■ Required work ■
Would you please write out every record exactly?

■ Working data ■
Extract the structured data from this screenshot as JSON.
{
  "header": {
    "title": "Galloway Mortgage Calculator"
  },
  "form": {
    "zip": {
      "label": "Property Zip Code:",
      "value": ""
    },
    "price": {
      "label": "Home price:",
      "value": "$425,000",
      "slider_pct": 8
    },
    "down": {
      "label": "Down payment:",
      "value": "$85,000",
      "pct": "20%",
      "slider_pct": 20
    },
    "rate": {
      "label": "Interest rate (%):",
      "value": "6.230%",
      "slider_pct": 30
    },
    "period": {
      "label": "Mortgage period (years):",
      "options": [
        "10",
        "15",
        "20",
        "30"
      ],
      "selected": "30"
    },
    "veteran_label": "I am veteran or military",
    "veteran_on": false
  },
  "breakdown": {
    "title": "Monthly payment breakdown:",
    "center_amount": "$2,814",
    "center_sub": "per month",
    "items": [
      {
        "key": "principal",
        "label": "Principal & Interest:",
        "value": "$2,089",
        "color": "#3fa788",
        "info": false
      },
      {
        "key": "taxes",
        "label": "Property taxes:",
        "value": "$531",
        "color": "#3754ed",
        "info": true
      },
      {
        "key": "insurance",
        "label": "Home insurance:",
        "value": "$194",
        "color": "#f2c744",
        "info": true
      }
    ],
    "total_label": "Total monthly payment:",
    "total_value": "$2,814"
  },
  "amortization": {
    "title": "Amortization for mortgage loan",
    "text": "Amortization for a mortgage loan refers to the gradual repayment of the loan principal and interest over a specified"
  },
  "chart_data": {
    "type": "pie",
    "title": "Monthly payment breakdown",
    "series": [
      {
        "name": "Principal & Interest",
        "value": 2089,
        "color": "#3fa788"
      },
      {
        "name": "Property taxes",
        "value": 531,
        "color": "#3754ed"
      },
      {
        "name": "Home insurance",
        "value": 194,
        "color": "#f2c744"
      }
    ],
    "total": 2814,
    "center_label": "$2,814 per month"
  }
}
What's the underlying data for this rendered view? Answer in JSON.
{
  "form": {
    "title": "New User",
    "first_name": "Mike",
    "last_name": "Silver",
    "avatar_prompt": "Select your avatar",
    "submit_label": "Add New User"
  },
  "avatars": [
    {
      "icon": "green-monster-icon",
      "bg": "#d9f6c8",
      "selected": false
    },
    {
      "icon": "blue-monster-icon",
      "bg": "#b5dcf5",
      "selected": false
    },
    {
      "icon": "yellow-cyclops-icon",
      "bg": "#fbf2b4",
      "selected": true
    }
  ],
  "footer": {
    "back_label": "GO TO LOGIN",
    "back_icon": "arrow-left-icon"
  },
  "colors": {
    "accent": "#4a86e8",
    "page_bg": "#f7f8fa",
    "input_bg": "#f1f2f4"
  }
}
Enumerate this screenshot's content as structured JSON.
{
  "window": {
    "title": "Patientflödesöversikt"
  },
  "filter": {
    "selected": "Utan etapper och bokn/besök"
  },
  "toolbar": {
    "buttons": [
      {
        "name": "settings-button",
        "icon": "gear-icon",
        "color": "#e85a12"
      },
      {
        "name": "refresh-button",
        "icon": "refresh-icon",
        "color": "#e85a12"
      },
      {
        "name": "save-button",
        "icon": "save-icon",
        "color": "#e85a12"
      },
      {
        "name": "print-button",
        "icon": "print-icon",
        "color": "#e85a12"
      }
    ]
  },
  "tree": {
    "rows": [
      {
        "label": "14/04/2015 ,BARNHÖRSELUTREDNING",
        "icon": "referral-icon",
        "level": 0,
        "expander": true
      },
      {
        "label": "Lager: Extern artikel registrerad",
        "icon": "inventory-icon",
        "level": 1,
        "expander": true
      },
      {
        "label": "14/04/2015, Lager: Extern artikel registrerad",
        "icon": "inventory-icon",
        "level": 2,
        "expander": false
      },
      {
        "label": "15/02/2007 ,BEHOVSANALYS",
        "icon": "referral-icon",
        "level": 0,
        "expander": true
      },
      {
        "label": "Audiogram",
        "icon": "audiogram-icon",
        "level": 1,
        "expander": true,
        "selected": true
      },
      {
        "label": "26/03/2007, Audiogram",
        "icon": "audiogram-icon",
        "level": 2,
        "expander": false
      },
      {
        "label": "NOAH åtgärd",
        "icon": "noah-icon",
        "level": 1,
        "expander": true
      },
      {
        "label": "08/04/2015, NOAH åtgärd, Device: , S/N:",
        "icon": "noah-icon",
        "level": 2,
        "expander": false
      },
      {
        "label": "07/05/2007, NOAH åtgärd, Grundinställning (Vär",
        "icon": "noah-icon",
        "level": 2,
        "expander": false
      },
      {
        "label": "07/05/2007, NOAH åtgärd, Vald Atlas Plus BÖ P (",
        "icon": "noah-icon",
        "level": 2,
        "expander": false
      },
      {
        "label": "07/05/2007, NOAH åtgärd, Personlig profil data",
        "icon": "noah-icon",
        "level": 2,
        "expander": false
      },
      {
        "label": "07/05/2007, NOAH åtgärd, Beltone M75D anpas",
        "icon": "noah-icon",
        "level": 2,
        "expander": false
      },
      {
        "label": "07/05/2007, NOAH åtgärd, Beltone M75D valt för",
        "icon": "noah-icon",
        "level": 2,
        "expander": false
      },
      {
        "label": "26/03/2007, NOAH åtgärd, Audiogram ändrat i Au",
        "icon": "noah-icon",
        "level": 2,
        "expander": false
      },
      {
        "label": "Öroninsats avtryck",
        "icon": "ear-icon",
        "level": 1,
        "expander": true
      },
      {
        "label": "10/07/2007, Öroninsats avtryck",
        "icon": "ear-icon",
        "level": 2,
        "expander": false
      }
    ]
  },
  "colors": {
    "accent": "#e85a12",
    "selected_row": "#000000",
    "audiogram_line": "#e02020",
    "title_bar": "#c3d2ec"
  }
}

■ Exercise response ■
Extract the structured data from this screenshot as JSON.
{
  "header": {
    "title": "Galloway Mortgage Calculator"
  },
  "form": {
    "zip": {
      "label": "Property Zip Code:",
      "value": ""
    },
    "price": {
      "label": "Home price:",
      "value": "$425,000",
      "slider_pct": 8
    },
    "down": {
      "label": "Down payment:",
      "value": "$85,000",
      "pct": "20%",
      "slider_pct": 20
    },
    "rate": {
      "label": "Interest rate (%):",
      "value": "6.230%",
      "slider_pct": 30
    },
    "period": {
      "label": "Mortgage period (years):",
      "options": [
        "10",
        "15",
        "20",
        "30"
      ],
      "selected": "30"
    },
    "veteran_label": "I am veteran or military",
    "veteran_on": false
  },
  "breakdown": {
    "title": "Monthly payment breakdown:",
    "center_amount": "$2,814",
    "center_sub": "per month",
    "items": [
      {
        "key": "principal",
        "label": "Principal & Interest:",
        "value": "$2,089",
        "color": "#3fa788",
        "info": false
      },
      {
        "key": "taxes",
        "label": "Property taxes:",
        "value": "$531",
        "color": "#3754ed",
        "info": true
      },
      {
        "key": "insurance",
        "label": "Home insurance:",
        "value": "$194",
        "color": "#f2c744",
        "info": true
      }
    ],
    "total_label": "Total monthly payment:",
    "total_value": "$2,814"
  },
  "amortization": {
    "title": "Amortization for mortgage loan",
    "text": "Amortization for a mortgage loan refers to the gradual repayment of the loan principal and interest over a specified"
  },
  "chart_data": {
    "type": "pie",
    "title": "Monthly payment breakdown",
    "series": [
      {
        "name": "Principal & Interest",
        "value": 2089,
        "color": "#3fa788"
      },
      {
        "name": "Property taxes",
        "value": 531,
        "color": "#3754ed"
      },
      {
        "name": "Home insurance",
        "value": 194,
        "color": "#f2c744"
      }
    ],
    "total": 2814,
    "center_label": "$2,814 per month"
  }
}
What's the underlying data for this rendered view? Answer in JSON.
{
  "form": {
    "title": "New User",
    "first_name": "Mike",
    "last_name": "Silver",
    "avatar_prompt": "Select your avatar",
    "submit_label": "Add New User"
  },
  "avatars": [
    {
      "icon": "green-monster-icon",
      "bg": "#d9f6c8",
      "selected": false
    },
    {
      "icon": "blue-monster-icon",
      "bg": "#b5dcf5",
      "selected": false
    },
    {
      "icon": "yellow-cyclops-icon",
      "bg": "#fbf2b4",
      "selected": true
    }
  ],
  "footer": {
    "back_label": "GO TO LOGIN",
    "back_icon": "arrow-left-icon"
  },
  "colors": {
    "accent": "#4a86e8",
    "page_bg": "#f7f8fa",
    "input_bg": "#f1f2f4"
  }
}
Enumerate this screenshot's content as structured JSON.
{
  "window": {
    "title": "Patientflödesöversikt"
  },
  "filter": {
    "selected": "Utan etapper och bokn/besök"
  },
  "toolbar": {
    "buttons": [
      {
        "name": "settings-button",
        "icon": "gear-icon",
        "color": "#e85a12"
      },
      {
        "name": "refresh-button",
        "icon": "refresh-icon",
        "color": "#e85a12"
      },
      {
        "name": "save-button",
        "icon": "save-icon",
        "color": "#e85a12"
      },
      {
        "name": "print-button",
        "icon": "print-icon",
        "color": "#e85a12"
      }
    ]
  },
  "tree": {
    "rows": [
      {
        "label": "14/04/2015 ,BARNHÖRSELUTREDNING",
        "icon": "referral-icon",
        "level": 0,
        "expander": true
      },
      {
        "label": "Lager: Extern artikel registrerad",
        "icon": "inventory-icon",
        "level": 1,
        "expander": true
      },
      {
        "label": "14/04/2015, Lager: Extern artikel registrerad",
        "icon": "inventory-icon",
        "level": 2,
        "expander": false
      },
      {
        "label": "15/02/2007 ,BEHOVSANALYS",
        "icon": "referral-icon",
        "level": 0,
        "expander": true
      },
      {
        "label": "Audiogram",
        "icon": "audiogram-icon",
        "level": 1,
        "expander": true,
        "selected": true
      },
      {
        "label": "26/03/2007, Audiogram",
        "icon": "audiogram-icon",
        "level": 2,
        "expander": false
      },
      {
        "label": "NOAH åtgärd",
        "icon": "noah-icon",
        "level": 1,
        "expander": true
      },
      {
        "label": "08/04/2015, NOAH åtgärd, Device: , S/N:",
        "icon": "noah-icon",
        "level": 2,
        "expander": false
      },
      {
        "label": "07/05/2007, NOAH åtgärd, Grundinställning (Vär",
        "icon": "noah-icon",
        "level": 2,
        "expander": false
      },
      {
        "label": "07/05/2007, NOAH åtgärd, Vald Atlas Plus BÖ P (",
        "icon": "noah-icon",
        "level": 2,
        "expander": false
      },
      {
        "label": "07/05/2007, NOAH åtgärd, Personlig profil data",
        "icon": "noah-icon",
        "level": 2,
        "expander": false
      },
      {
        "label": "07/05/2007, NOAH åtgärd, Beltone M75D anpas",
        "icon": "noah-icon",
        "level": 2,
        "expander": false
      },
      {
        "label": "07/05/2007, NOAH åtgärd, Beltone M75D valt för",
        "icon": "noah-icon",
        "level": 2,
        "expander": false
      },
      {
        "label": "26/03/2007, NOAH åtgärd, Audiogram ändrat i Au",
        "icon": "noah-icon",
        "level": 2,
        "expander": false
      },
      {
        "label": "Öroninsats avtryck",
        "icon": "ear-icon",
        "level": 1,
        "expander": true
      },
      {
        "label": "10/07/2007, Öroninsats avtryck",
        "icon": "ear-icon",
        "level": 2,
        "expander": false
      }
    ]
  },
  "colors": {
    "accent": "#e85a12",
    "selected_row": "#000000",
    "audiogram_line": "#e02020",
    "title_bar": "#c3d2ec"
  }
}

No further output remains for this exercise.